Though their plan is very comprehensive to address every conceivable emergency, the fact is emergencies of any nature are unpredictable and requires those in charge to quickly and effortlessly change their course of action to face the uncertainty before them. Staff members were ready to remain on site to care for the dogs and students if needed but if the conditions worsened, they had a contingency plan for that as well relocating the dogs and students. The most important aspect of any emergency plan is identification of key players and communication. At the Seeing Eye, all staff members know the key players involved and how communications will be relayed during an emergency.
The Seeing Eye is pleased to report that all puppies are healthy and adjusting to their surroundings. Soon, they will be handed off to puppy raisers to begin their informal training in obedience commands and socialization before moving back to the Morristown campus where they will be trained as Seeing Eye dogs for the blind and visually impaired. Though dogs can give birth to their litters in the dark, the investment in the lives of these dogs requires a 100% commitment by the staff to ensure all puppies born survive and any medical complications at birth are addressed immediately.

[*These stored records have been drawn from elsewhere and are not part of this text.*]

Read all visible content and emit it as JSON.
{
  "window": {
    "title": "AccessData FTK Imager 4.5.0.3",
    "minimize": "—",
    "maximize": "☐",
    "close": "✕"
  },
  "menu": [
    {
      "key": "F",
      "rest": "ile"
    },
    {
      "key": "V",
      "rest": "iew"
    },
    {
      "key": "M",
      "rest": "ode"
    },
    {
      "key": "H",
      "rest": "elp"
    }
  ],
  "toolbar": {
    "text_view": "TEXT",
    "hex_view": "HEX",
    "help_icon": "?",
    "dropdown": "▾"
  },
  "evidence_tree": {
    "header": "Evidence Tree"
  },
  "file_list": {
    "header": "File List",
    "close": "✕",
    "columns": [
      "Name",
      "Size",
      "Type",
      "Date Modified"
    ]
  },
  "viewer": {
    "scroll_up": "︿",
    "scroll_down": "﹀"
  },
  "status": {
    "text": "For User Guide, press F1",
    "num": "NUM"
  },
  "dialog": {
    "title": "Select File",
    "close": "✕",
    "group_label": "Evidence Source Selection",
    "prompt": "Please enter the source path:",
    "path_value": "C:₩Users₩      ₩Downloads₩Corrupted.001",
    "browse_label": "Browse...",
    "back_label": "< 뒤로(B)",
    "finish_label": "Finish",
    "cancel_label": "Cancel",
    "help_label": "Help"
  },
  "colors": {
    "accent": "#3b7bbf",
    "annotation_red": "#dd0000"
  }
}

Had it not been for the forethought of the Seeing Eye staff having back-up generators installed years ago and keeping up with the maintenance, keeping the facility stocked with food, medicines, vaccines and all of the necessary needs of the mothers and pups as well as flashlights for the humans to navigate the facility, then Hurricane Sandy could have resulted in the loss of these eleven puppies if not more. Instead, these “Eyes of Hurricane Sandy” will soon be trained as guide dogs for several visually impaired individuals. From their experience, the staff already knows that the dog’s strength and will to survive will serve them through whatever challenge nature and man may put in front of them.